The System of Seafood

Eating from the Ocean

Where you buy is just as important as what you buy. Some parts of the world have serious problems with pollution run-off, and seafood harvested in those areas contain dangerously high levels of PCBs, mercury, and chlordane. Those most at risk are pregnant and nursing women, women trying to conceive, and children. Children experience behavior and neurological problems from consuming seafood with these contaminates and are advised to avoid eating seafood containing these and other contaminates.

Around the world, efforts have been made to help clean up polluted areas, but continuous oil spills, run-off from agriculture and industrial waste is taking a toll on our oceans creating dead zones and unsafe seafood.

Many organizations have come together to test and help guide the public on the best choices for seafood, but buyer beware. Although these apps are a wonderful guide for helping pick the best product, there are still companies out there that are mislabelling seafood. The best answer is to buy from a repretable store and check for freshness when you shop. Let your eyes and nose be your guide.  Fish should look fresh and have no smell or a slight smell of the ocean, anything more, you should be avoid it. If possible, try to buy locally, as your odds of freshness increase when the source is minutes away.

 

Monterey Bay Aquarium’s Seafood Watch downloadable app is a great source to have on your phone. They have apps according to the region of the US you are shopping, so if you go on vacation and aren’t certain what to buy, this site is a great place to visit.

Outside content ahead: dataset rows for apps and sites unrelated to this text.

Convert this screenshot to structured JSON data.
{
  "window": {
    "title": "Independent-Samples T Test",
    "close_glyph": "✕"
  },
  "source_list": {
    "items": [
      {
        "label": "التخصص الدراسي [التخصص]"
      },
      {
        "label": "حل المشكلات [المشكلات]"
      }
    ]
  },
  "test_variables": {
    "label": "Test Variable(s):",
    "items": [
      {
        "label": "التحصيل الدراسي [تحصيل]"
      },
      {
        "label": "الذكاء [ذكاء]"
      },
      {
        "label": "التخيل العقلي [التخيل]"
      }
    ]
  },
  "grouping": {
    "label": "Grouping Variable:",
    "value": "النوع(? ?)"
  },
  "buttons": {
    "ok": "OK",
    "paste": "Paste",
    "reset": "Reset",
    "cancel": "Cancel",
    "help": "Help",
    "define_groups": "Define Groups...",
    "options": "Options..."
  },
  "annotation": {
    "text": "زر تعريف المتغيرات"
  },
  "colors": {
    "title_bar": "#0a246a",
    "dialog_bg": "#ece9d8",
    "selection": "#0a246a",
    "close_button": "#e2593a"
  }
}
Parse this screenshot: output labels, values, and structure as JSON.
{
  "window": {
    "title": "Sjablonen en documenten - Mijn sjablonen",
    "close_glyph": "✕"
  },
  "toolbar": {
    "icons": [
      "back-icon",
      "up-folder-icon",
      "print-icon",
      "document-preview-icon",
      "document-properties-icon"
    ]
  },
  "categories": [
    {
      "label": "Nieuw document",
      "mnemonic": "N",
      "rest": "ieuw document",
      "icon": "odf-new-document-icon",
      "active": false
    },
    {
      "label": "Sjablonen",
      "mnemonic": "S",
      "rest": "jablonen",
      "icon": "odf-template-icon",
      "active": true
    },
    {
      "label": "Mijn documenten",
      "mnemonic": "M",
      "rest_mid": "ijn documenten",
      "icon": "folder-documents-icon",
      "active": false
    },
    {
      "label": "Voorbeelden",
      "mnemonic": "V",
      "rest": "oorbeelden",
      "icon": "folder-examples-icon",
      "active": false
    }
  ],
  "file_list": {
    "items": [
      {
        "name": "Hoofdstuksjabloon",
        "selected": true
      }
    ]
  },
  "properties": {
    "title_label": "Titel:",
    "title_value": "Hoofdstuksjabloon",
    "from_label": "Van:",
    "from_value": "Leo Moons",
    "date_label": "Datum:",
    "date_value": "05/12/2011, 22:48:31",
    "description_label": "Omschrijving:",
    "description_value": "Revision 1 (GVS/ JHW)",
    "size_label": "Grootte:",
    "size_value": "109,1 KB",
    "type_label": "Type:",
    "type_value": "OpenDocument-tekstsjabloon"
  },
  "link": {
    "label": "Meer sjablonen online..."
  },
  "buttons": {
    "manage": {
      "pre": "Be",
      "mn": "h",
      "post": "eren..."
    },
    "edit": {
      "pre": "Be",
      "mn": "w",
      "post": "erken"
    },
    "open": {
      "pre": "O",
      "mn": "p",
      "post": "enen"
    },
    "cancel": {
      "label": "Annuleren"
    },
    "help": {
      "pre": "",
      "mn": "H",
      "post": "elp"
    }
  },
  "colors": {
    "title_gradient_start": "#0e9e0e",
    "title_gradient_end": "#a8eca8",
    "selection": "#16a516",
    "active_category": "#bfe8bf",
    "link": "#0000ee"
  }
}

You can also visit The Environmental Defense Fund (EDF) and look at their list of seafood that is sustainably caught and healthy to eat. They test for toxic chemicals and help troubled fisheries around the world to end overfishing. They have a downloadable app as well. Both Monterey Bay Aquarium and EDF update their app regularly, so check back ocassionally to update your information.

 

Other sources:

http://www.nrdc.org/health/effects/mercury/guide.asp

http://www.foodandwaterwatch.org/common-resources/fish/seafood/guide/